Encouraged by my find, I continued around the yard inspecting the foliage for more critters. As the Cuban Tree Frogs come out at night, the Cuban Brown Anoles (Anolis sagreis) go to sleep. These feisty little lizards spend their days zipping around, fighting for territory, eating insects and having promiscuous lizard sex. At night they seem to congregate and doze together. I think this escaped tropical houseplant reminds them of a homeland bed and breakfast. There are five in this photograph.


As the name alludes, these too are an invasive exotic species, which have taken over urban landscapes and displaced precious natives. One of the reasons I haven’t killed the Cuban Tree Frogs is that I have seen them eating these guys. I try to convince myself that they are helping to keep the population in check. As outlined in this article by The Institute for Biological Invasions, the Cuban Brown Anole is responsible for the drastic decline in the population of native Caroline Anoles (Anolis Carolinensis) due to predation on their food supply, their young and eggs. Euthanasia is also recommended for these invaders. Perhaps one day, when I’m in an especially dark mood, I will go on a rampage and try to make the yard “Invader Free”.  I do see the occasional Caroline (or Green) Anole and would love to give these lovely, gentle reptiles the chance for a comeback. Perhaps I will dig a mass grave and place the headstone “Invasive Species Rest in Peace”. For now they just rest peacefully.

Next I found this little guy on one of the banana trees. Not positive about the ID, but I’m pretty sure this is a juvenile Cuban Tree frog.

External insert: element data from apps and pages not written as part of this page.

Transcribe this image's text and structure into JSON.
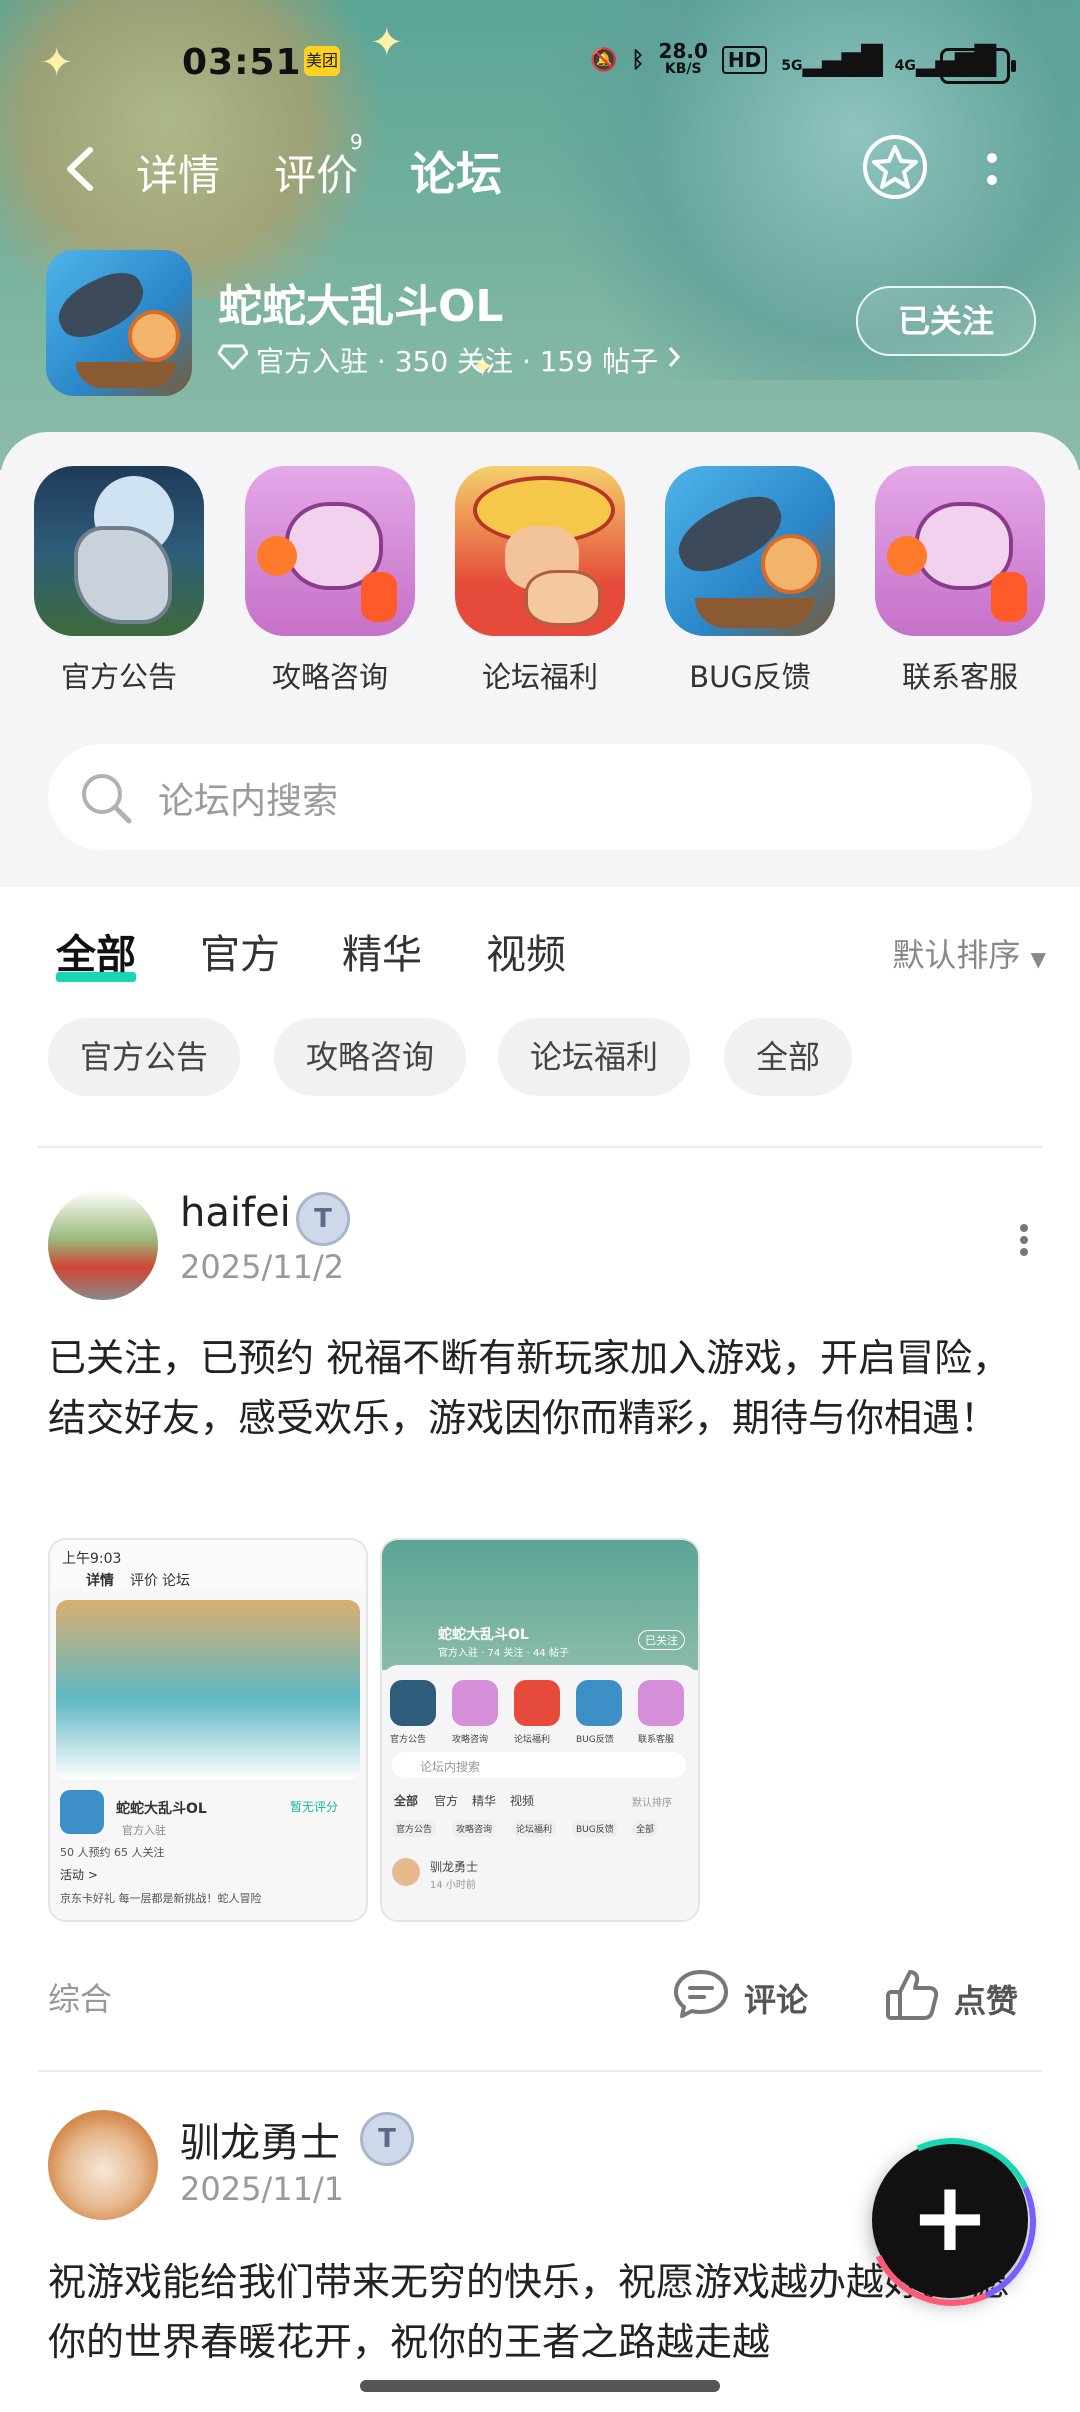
{
  "status_bar": {
    "time": "03:51",
    "meituan_label": "美团",
    "net_speed_value": "28.0",
    "net_speed_unit": "KB/S",
    "hd_label": "HD",
    "sig1_label": "5G",
    "sig2_label": "4G",
    "battery": "56"
  },
  "nav": {
    "tabs": [
      {
        "label": "详情"
      },
      {
        "label": "评价",
        "badge": "9"
      },
      {
        "label": "论坛"
      }
    ],
    "active_tab": "论坛"
  },
  "game": {
    "name": "蛇蛇大乱斗OL",
    "meta": "官方入驻 · 350 关注 · 159 帖子",
    "follow_label": "已关注"
  },
  "categories": [
    {
      "label": "官方公告"
    },
    {
      "label": "攻略咨询"
    },
    {
      "label": "论坛福利"
    },
    {
      "label": "BUG反馈"
    },
    {
      "label": "联系客服"
    }
  ],
  "search": {
    "placeholder": "论坛内搜索"
  },
  "filter_tabs": [
    "全部",
    "官方",
    "精华",
    "视频"
  ],
  "active_filter": "全部",
  "sort_label": "默认排序",
  "chips": [
    "官方公告",
    "攻略咨询",
    "论坛福利",
    "全部"
  ],
  "posts": [
    {
      "user": "haifei",
      "badge": "T",
      "date": "2025/11/2",
      "text": "已关注，已预约 祝福不断有新玩家加入游戏，开启冒险，结交好友，感受欢乐，游戏因你而精彩，期待与你相遇！",
      "tag": "综合",
      "comment_label": "评论",
      "like_label": "点赞",
      "thumb1": {
        "time": "上午9:03",
        "tabs": [
          "详情",
          "评价",
          "论坛"
        ],
        "game": "蛇蛇大乱斗OL",
        "rating": "暂无评分",
        "official": "官方入驻",
        "stats": "50 人预约   65 人关注",
        "activity": "活动 >",
        "promo": "京东卡好礼 每一层都是新挑战！蛇人冒险"
      },
      "thumb2": {
        "game": "蛇蛇大乱斗OL",
        "meta": "官方入驻 · 74 关注 · 44 帖子",
        "follow": "已关注",
        "cats": [
          "官方公告",
          "攻略咨询",
          "论坛福利",
          "BUG反馈",
          "联系客服"
        ],
        "search": "论坛内搜索",
        "tabs": [
          "全部",
          "官方",
          "精华",
          "视频"
        ],
        "sort": "默认排序",
        "chips": [
          "官方公告",
          "攻略咨询",
          "论坛福利",
          "BUG反馈",
          "全部"
        ],
        "user": "驯龙勇士",
        "ago": "14 小时前"
      }
    },
    {
      "user": "驯龙勇士",
      "badge": "T",
      "date": "2025/11/1",
      "text": "祝游戏能给我们带来无穷的快乐，祝愿游戏越办越好。 愿你的世界春暖花开，祝你的王者之路越走越"
    }
  ]
}
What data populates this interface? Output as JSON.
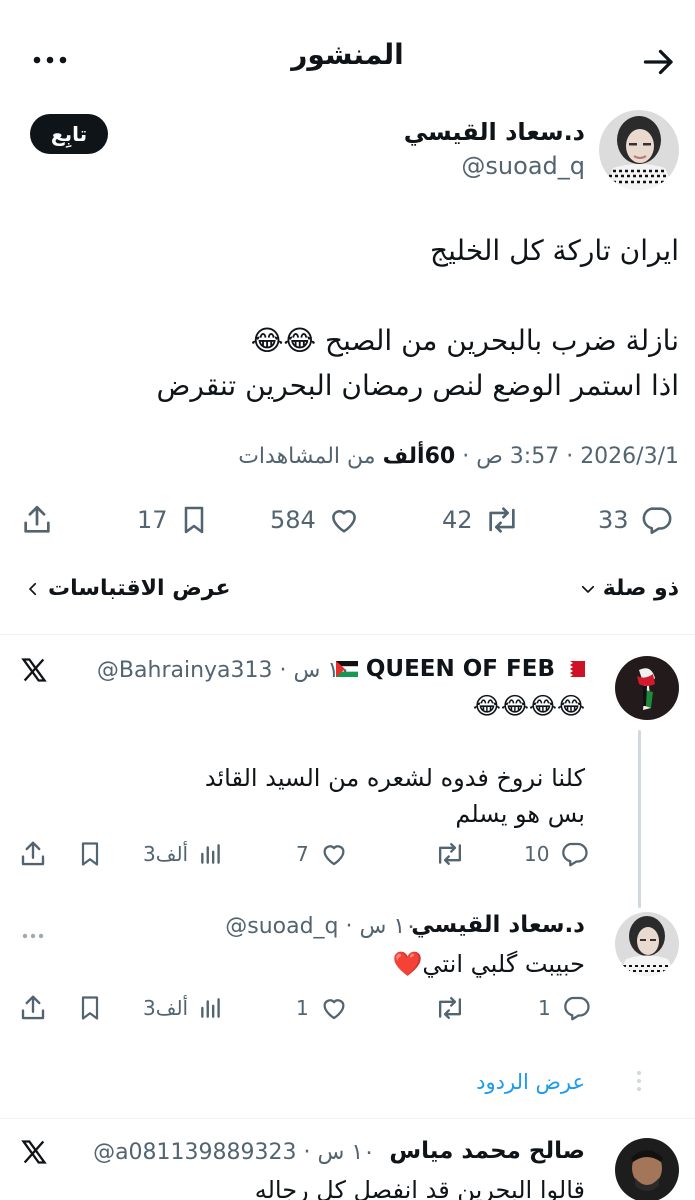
{
  "header": {
    "title": "المنشور"
  },
  "post": {
    "author_name": "د.سعاد القيسي",
    "author_handle": "@suoad_q",
    "follow_label": "تابِع",
    "text": "ايران تاركة كل الخليج\n\nنازلة ضرب بالبحرين من الصبح 😂😂\nاذا استمر الوضع لنص رمضان البحرين تنقرض",
    "date": "2026/3/1",
    "time": "3:57 ص",
    "views_count": "60ألف",
    "views_label": "من المشاهدات",
    "replies": "33",
    "reposts": "42",
    "likes": "584",
    "bookmarks": "17"
  },
  "filters": {
    "variant_label": "ذو صلة",
    "quotes_label": "عرض الاقتباسات"
  },
  "replies": [
    {
      "name": "QUEEN OF FEB",
      "handle_time": "@Bahrainya313 · ١٠ س",
      "text": "😂😂😂😂\n\nكلنا نروخ فدوه لشعره من السيد القائد\nبس هو يسلم",
      "replies": "10",
      "reposts": "",
      "likes": "7",
      "views": "3ألف"
    },
    {
      "name": "د.سعاد القيسي",
      "handle_time": "@suoad_q · ١٠ س",
      "text": "حبيبت گلبي انتي❤️",
      "replies": "1",
      "reposts": "",
      "likes": "1",
      "views": "3ألف",
      "show_replies": "عرض الردود"
    },
    {
      "name": "صالح محمد مياس",
      "handle_time": "@a081139889323 · ١٠ س",
      "text": "قالوا البحرين قد انفصل كل رجاله"
    }
  ],
  "icons": [
    "back-arrow-icon",
    "more-icon",
    "reply-icon",
    "repost-icon",
    "like-icon",
    "bookmark-icon",
    "share-icon",
    "views-icon",
    "x-logo-icon",
    "chevron-down-icon",
    "chevron-left-icon"
  ]
}
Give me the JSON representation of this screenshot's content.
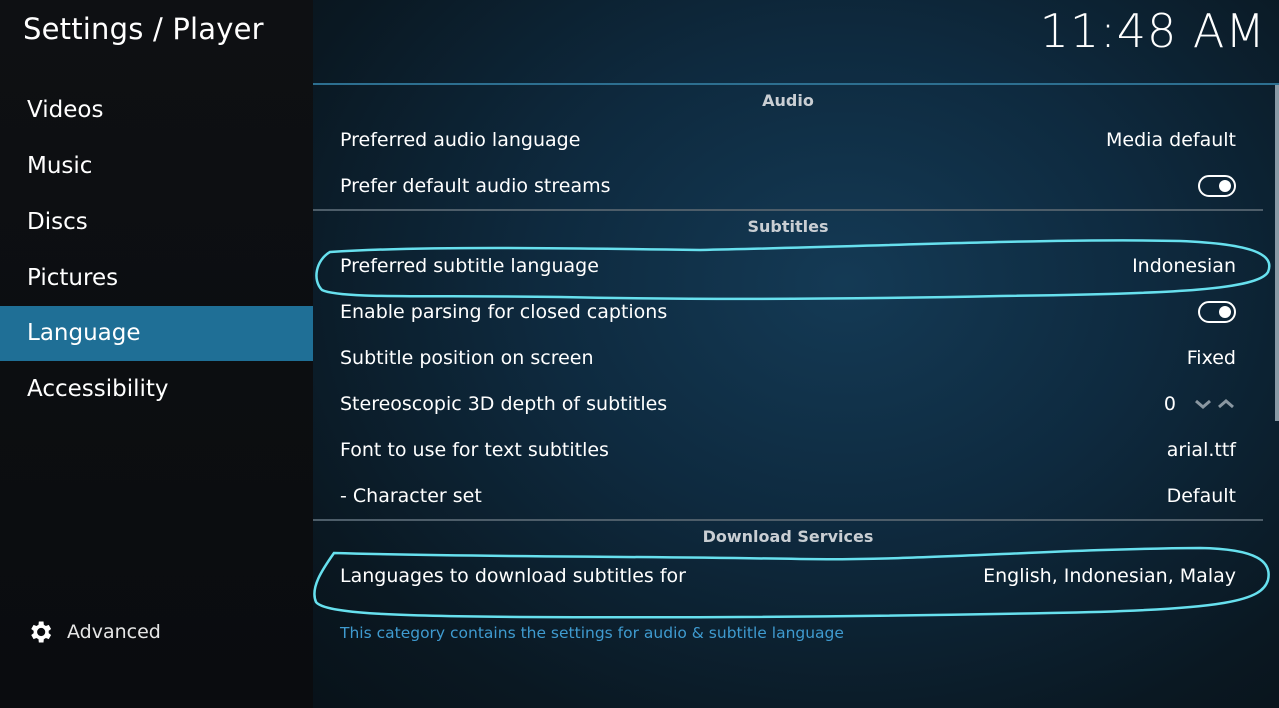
{
  "header": {
    "title": "Settings / Player",
    "clock": "11:48 AM"
  },
  "sidebar": {
    "items": [
      {
        "label": "Videos"
      },
      {
        "label": "Music"
      },
      {
        "label": "Discs"
      },
      {
        "label": "Pictures"
      },
      {
        "label": "Language",
        "active": true
      },
      {
        "label": "Accessibility"
      }
    ],
    "advanced_label": "Advanced"
  },
  "sections": {
    "audio": {
      "header": "Audio",
      "preferred_audio_label": "Preferred audio language",
      "preferred_audio_value": "Media default",
      "prefer_default_streams_label": "Prefer default audio streams",
      "prefer_default_streams_on": true
    },
    "subtitles": {
      "header": "Subtitles",
      "preferred_subtitle_label": "Preferred subtitle language",
      "preferred_subtitle_value": "Indonesian",
      "closed_captions_label": "Enable parsing for closed captions",
      "closed_captions_on": true,
      "position_label": "Subtitle position on screen",
      "position_value": "Fixed",
      "stereo_depth_label": "Stereoscopic 3D depth of subtitles",
      "stereo_depth_value": "0",
      "font_label": "Font to use for text subtitles",
      "font_value": "arial.ttf",
      "charset_label": "- Character set",
      "charset_value": "Default"
    },
    "download": {
      "header": "Download Services",
      "languages_label": "Languages to download subtitles for",
      "languages_value": "English, Indonesian, Malay"
    }
  },
  "footer": {
    "description": "This category contains the settings for audio & subtitle language"
  },
  "colors": {
    "active_item": "#1f6f96",
    "annotation": "#67e0ee",
    "footer_text": "#3f9bd0"
  },
  "icons": {
    "advanced": "gear-icon",
    "spin_down": "chevron-down-icon",
    "spin_up": "chevron-up-icon"
  }
}
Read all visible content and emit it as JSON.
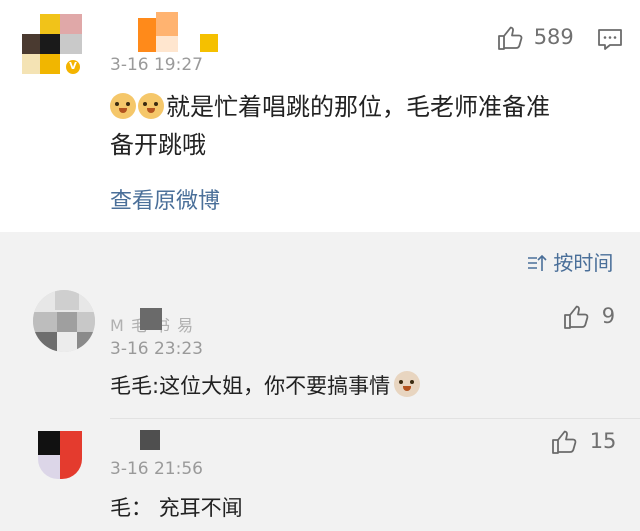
{
  "post": {
    "timestamp": "3-16 19:27",
    "like_count": "589",
    "text_line1": "就是忙着唱跳的那位，毛老师准备准",
    "text_line2": "备开跳哦",
    "emoji_names": [
      "doge-emoji",
      "doge-emoji"
    ],
    "view_original": "查看原微博"
  },
  "sort": {
    "label": "按时间"
  },
  "comments": [
    {
      "name_partial": "M  毛  书  易",
      "timestamp": "3-16 23:23",
      "like_count": "9",
      "text": "毛毛:这位大姐，你不要搞事情"
    },
    {
      "timestamp": "3-16 21:56",
      "like_count": "15",
      "text": "毛：  充耳不闻"
    }
  ],
  "icons": {
    "like": "thumbs-up-icon",
    "comment": "comment-icon",
    "sort": "sort-icon"
  },
  "colors": {
    "link": "#4a6f99",
    "timestamp": "#9a9a9a",
    "text": "#222222"
  }
}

Finally, I wandered around to the far side of the yard and over to the Jasmine on our neighbor’s trellis. There, like a scaly exclamation point, I saw the appropriate finale to this story: The skin of our local Southern Black Racer (Coluber constrictor) which had been outgrown and shed in the tangles of the flowering vine. This lovely and sleek native makes its frequent rounds through the yard, chasing and eating those conspicuous Cuban Anoles amongst a variety of other critters. Stay tuned for an update on our resident snake and a recent feeding encounter.